SUPPLIED INFORMATION START

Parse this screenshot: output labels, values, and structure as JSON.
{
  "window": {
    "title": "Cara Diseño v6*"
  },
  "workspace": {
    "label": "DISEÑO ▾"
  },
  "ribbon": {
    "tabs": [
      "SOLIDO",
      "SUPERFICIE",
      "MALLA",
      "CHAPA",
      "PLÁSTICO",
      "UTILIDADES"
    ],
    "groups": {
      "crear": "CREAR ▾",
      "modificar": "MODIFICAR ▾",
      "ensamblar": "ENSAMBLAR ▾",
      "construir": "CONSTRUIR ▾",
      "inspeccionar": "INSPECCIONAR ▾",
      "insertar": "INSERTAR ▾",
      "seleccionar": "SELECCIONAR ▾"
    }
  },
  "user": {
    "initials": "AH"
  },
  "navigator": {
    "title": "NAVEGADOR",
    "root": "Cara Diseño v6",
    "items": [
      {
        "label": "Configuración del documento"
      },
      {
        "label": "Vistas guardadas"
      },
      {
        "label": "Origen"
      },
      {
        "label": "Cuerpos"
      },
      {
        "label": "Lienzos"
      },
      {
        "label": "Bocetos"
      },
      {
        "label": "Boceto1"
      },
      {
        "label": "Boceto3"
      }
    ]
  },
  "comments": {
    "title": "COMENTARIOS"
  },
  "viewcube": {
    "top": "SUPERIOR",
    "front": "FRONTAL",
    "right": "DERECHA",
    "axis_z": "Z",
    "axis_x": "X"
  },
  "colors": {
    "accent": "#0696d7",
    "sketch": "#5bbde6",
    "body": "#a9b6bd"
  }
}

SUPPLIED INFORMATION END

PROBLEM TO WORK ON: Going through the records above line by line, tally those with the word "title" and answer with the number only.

REPLY TO THE TASK: 3